You think of these as messaging (texting) apps, but did you know you can call people like it’s a phone? Even video calls, or just sending voicemails. All you need is the internet and it’s free.
That’s how you talk to your friends, but how do you get internet abroad? Or even phone service?
This is basically a wifi hotspot about half the size of your cell phone and it gets mobile data – typically LTE – from a local cell phone company. It’s rechargeable but should have enough juice to last you on your day trip. Many Airbnb places I rented offered one to guests. But if not, many places will rent them to you, possibly in the airport.
NOTE: If you are going to Japan, this is the only to get mobile data because they make it very hard to get SIM cards. They are trying to eliminate burner phones as too many senior citizens were getting scammed by people calling on burners claiming to be grandchildren requiring money.
I don’t go anywhere for less than a month, but honestly, I think this is a good way to go for shorter trips, too. For one, it eliminates the chance that roaming will kick in, although you should be able to go through your phone’s settings and turn that off. Also, prepaid mobile plans abroad are way cheaper than in the US. This will be about $20-25/month.
Before my trip, I ask on expat forums which mobile company has the fastest data for the city I’ll be living in. If you’ll be traveling around the country, ask who has the best service nationwide, because they are frequently different. One company will serve fast internet in the cities, another will be slower but have towers throughout the countryside (AKA the provinces, the villages, etc.).
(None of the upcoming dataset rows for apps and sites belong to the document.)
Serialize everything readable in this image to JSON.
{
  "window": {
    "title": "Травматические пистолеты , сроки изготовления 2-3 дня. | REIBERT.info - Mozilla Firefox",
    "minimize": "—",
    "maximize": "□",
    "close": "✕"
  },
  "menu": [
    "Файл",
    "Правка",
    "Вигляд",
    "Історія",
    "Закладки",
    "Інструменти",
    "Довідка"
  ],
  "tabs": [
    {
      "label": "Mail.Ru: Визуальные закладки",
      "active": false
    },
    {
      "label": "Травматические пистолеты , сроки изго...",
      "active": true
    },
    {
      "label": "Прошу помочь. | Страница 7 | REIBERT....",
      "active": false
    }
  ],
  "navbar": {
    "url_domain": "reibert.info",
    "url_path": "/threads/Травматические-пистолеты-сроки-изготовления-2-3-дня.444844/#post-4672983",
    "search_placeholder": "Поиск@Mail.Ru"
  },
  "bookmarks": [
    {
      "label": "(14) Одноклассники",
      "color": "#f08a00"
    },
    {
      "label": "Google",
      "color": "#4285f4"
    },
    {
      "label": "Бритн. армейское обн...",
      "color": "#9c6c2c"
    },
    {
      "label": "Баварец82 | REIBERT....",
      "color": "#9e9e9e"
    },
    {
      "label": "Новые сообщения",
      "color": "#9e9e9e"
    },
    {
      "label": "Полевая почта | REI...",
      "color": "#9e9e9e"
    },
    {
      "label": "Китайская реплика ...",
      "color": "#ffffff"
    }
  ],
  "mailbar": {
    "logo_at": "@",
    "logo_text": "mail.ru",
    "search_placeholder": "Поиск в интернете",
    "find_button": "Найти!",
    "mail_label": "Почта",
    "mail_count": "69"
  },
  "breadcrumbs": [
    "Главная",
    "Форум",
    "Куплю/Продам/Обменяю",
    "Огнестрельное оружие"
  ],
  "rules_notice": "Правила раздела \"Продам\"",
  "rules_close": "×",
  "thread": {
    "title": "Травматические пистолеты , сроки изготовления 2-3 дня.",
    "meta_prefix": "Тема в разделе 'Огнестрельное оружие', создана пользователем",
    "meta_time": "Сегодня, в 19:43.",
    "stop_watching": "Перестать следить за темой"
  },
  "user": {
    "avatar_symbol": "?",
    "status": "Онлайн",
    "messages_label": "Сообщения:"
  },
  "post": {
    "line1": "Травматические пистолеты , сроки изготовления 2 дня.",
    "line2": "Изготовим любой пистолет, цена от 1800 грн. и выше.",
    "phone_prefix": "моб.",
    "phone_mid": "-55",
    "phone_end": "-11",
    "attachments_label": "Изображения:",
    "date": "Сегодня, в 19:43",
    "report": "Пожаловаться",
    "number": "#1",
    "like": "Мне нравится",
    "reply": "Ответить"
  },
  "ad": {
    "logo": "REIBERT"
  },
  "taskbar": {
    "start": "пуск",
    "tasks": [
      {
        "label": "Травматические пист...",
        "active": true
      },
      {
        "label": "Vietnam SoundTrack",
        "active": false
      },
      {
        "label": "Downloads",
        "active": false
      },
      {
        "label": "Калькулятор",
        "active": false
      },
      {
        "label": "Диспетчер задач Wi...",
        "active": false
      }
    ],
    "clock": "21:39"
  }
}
If they have a shop or kiosk in the airport, I’ll buy a SIM card before I leave for my apartment/hotel and get a good data plan with basic voice. Otherwise, I ask a local for the main office in the city and travel there. It will have the most techs to deal with your phone issues and more people who speak English well.
Don’t forget your passport – it’s required for a SIM card.
VERY IMPORTANT! DO NOT LOSE YOUR ORIGINAL SIM CARD! Bring something like a waterproof key holder to keep it in. Yes, that’s way too big and bulky, and you’ll thank me when you don’t lose it. I’ve lost mine and it’s a pain to get a new one and port your number back.
Remeber, for a short trip, you might want to just bring your tablet or an old phone and put a SIM card in that. Then you don’t worry about losing your original SIM card. It’s now a bigger, bulkier pocket wifi.
I always buy a factory-unlocked phone and then use a prepaid plan, as this saves me money in the long run and avoids lock-in. Very important if you’re prone to leaving the country for months at a time.
In general, I’m looking for a phone with the most bands so it can be used anywhere. In 2012, before my big trip, that was a Samsung Galaxy Note 2 International Edition, which had the most bands but no LTE support. It’s also very big, which is great when you use it like a map while exploring the city.
Eventually, no LTE was a big disadvantage. On a Christmas sale in 2015, I purchased my current phone, a Nexus 6P. This gets me LTE in every country an has, I understand, every possible band there is. It’s like a Star Trek communicator. Again, factory unlocked, which really makes things go smoothly in the phone shop. The tech is used to people coming in with locked phones, so “factory unlocked direct from Google” is like “open sesame” for carrier tech support. It doesn’t hurt that it had the top rated low light camera at the time.
Given that good experience, I will probably upgrade to a Pixel XL when my 6P becomes unusable or there is a killer feature introduced. Right now, the only thing that amazes me about the Pixel 2 XL is how much they are asking for it – $750 vs. the $450 I paid for the 6P. If you have a phone that works awesome globally, please comment!